Born in Toronto in 1950, Watson says on his website that he carried out his first animal activism at the age of nine — setting out to confiscate and destroy animal traps.
But it was during a skirmish with Soviet whalers in 1975, in which he was stuck in an inflatable dinghy between hunters with harpoons and the whale pod, that he says developed his deep sympathy for whales.
In 1978 the Society bought its first ship, a British sea trawler, and renamed the vessel the Sea Shepherd.
"I happen to think that whales are more intelligent than people," he told the Sydney Morning Herald in 2010. "Certainly their languages are more complex and their communication skills are more complex."
"We put ourselves between a harpoon and a whale. They fired the harpoon over our head and hit a female from the pod. She screamed; it was like a woman screaming and there were fountains of blood," Watson told the Herald.
Just as another fatally wounded whale was about to attack Watson's dinghy, the giant animal caught his eye and changed its mind.
"As I looked up at that eye, rising out of the water, an eye the size of my fist; what I saw there really changed my life forever. Because I saw understanding. He understood what we were trying to do. I saw the muscles pull, and he pulled himself back and slipped under the sea to die."
The Sea Shepherd, which has increasingly clashed with Japanese whalers in the Southern Ocean, prides itself on "innovative direct-action tactics" to confront so-called "illegal" activity on the high seas — including the use of acoustic weapons, water cannon and stink bombs against whalers.
The not-for-profit group has also trailed seal hunters and fought campaigns for sharks and dolphins, as well as regularly patrolling the Galapagos Islands.
In 2010 it clashed violently with Japanese boats, leading to the sinking of Sea Shepherd's high-tech superboat boat Ady Gil in the remote Southern Ocean.
Despite its radical tactics, Sea Shepherd has garnered the support of Hollywood A-listers such as Sean Penn and French screen siren Brigitte Bardot along the way.
Benefactors include rock legend Mick Jagger, Red Hot Chili Peppers frontman Anthony Kiedis, surfing champion Kelly Slater, and actors Christian Bale and Edward Norton.
Watson, who claims in his biography to have co-founded Greenpeace but said he parted ways with the the group over arguments about protest tactics, told the Herald he loved the sea for the "total sense of freedom."
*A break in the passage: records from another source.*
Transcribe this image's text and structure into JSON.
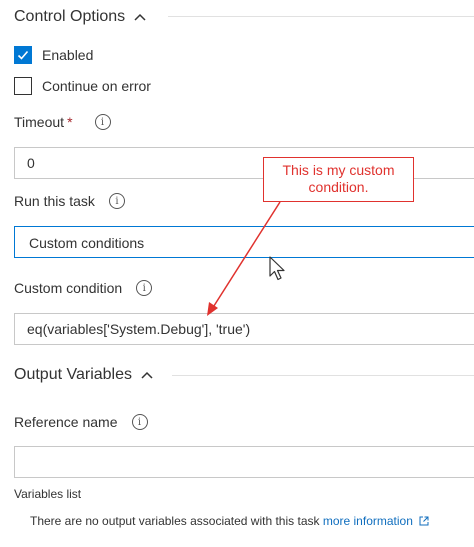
{
  "control_options": {
    "title": "Control Options",
    "enabled_label": "Enabled",
    "enabled_checked": true,
    "continue_on_error_label": "Continue on error",
    "continue_on_error_checked": false,
    "timeout_label": "Timeout",
    "timeout_required_mark": "*",
    "timeout_value": "0",
    "run_task_label": "Run this task",
    "run_task_value": "Custom conditions",
    "custom_condition_label": "Custom condition",
    "custom_condition_value": "eq(variables['System.Debug'], 'true')"
  },
  "annotation": {
    "line1": "This is my custom",
    "line2": "condition.",
    "color": "#e0322e"
  },
  "output_variables": {
    "title": "Output Variables",
    "reference_name_label": "Reference name",
    "reference_name_value": "",
    "variables_list_label": "Variables list",
    "empty_message": "There are no output variables associated with this task",
    "more_info_link": "more information"
  },
  "icons": {
    "chevron": "chevron-up-icon",
    "info": "info-icon",
    "external_link": "external-link-icon",
    "checkmark": "checkmark-icon",
    "cursor": "mouse-pointer-icon"
  },
  "colors": {
    "accent": "#0078d4",
    "link": "#106ebe",
    "required": "#a4262c",
    "annotation": "#e0322e"
  }
}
"You're out beyond the bounds of government control and you're one with nature, really," he said.